Chandigarh-based artist Madan Lal’s ongoing exhibition in New Delhi addresses the increasingly busy but ultimately hollow human existence

Well-known artist and critic Martin Bradley once described his works as a “broad spectrum of kaleidoscope”. As soon as you rest your eyes on these paintings, on display at New Delhi’s Shridharani Galley till this Sunday, those words ring true. A myriad of colours seems to surround the visitor, not to suffocate, rather to enlighten.

Chandigarh-based senior artist Madan Lal’s exhibition “Urban Mirage” explores the increasingly busy but ultimately hollow modern urban existence that now plagues humanity. “The problem with us humans is that our yearning for possessions just increases — materialism has never decreased. That is what my paintings explore,” he says. Among themes, the artist explores the reluctance of procreation in the work “Aquarium”, the five phases of life in “Where Seeds To Grow” and true emotion of a person in a crowd of masks in “Faces”.

“I chose the word ‘mirage’ because that is mrig trishna, a desire that can never be fulfilled. Our current existence has left us like the egret — always flying high up in the sky whether it is day or night, and crying out for satisfaction, but we never come down to land, which is what we were meant to do,” he says.

For him, painting is a never-ending journey. “I have no focal point in my paintings. Rather my creations showcase what I feel, the complexities of human relationships and life.”

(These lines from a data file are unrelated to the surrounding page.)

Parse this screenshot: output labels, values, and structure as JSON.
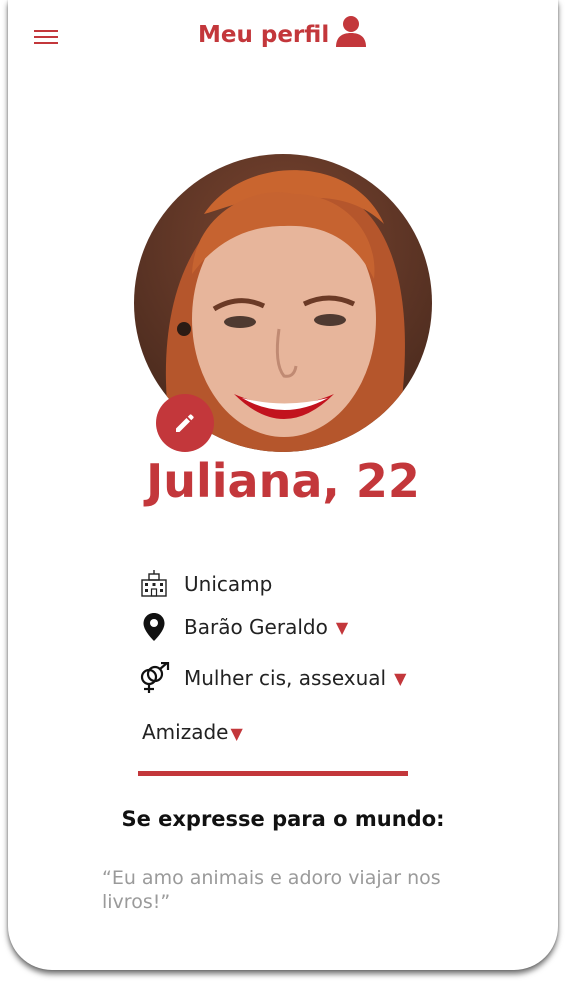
{
  "header": {
    "title": "Meu perfil",
    "menu_icon": "hamburger-menu-icon",
    "profile_icon": "user-icon"
  },
  "profile": {
    "name_age": "Juliana, 22",
    "photo": "profile-photo",
    "edit_icon": "pencil-icon",
    "accent_color": "#c3373b"
  },
  "details": {
    "university": {
      "icon": "school-building-icon",
      "value": "Unicamp"
    },
    "location": {
      "icon": "map-pin-icon",
      "value": "Barão Geraldo",
      "dropdown": "▼"
    },
    "identity": {
      "icon": "gender-symbol-icon",
      "value": "Mulher cis, assexual",
      "dropdown": "▼"
    },
    "goal": {
      "value": "Amizade",
      "dropdown": "▼"
    }
  },
  "bio": {
    "title": "Se expresse para o mundo:",
    "text": "“Eu amo animais e adoro viajar nos livros!”"
  }
}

His paintings are awash with symbolism — almost every painting in “Urban Emotions” has arrows, which depict the inner and outer chaos that plagues the urban human life. Other symbols that are present in his works are that of the parrot — for him, representing love, since according to mythology, the parrot is the vehicle of Kamdev. “I like to communicate to my audience through symbols; all that is needed is a close look and all that I wish to communicate will come through,” he says.

Sufism is well and alive in his works too. “I hail from Punjab, and Sufism is seeped into our literature, our culture,” Lal explains. “Sufism is not limited to any religion; it is a way of life. Right from childhood, it is inculcated into our creative outcomes.”

In 1995, Lal had his first exhibition, and since then, his paintings have moved from touching on abstract concepts like music towards a relatively tangible topic in urban musing. He feels that he has not done so intentionally, but offers an explanation, saying, “When I start painting, I start with a blank canvas. I first envision an abstract concept in my mind, and as I add paint to the canvas, a more concrete form starts appearing. That is how I would trace my progression in art.”

As an artist well traversed with the international scene — he has previously had exhibitions in Germany, England and Sweden — he points out that Indian art is very distinct from other cultures. “Indian artists are still rooted in tradition, which comes across in the colours, symbols and forms that we use.”

“Personally, though I have been well educated in the western schools of art, I take inspiration from the Ajanta murals, Indian sculptures and typically Indian architecture while painting,” he says.

(Madan Lal’s paintings are on display at Shridharani Art Gallery, Triveni Kala Sangam, New Delhi, till November 10, from 11 a.m. to 7 p.m.)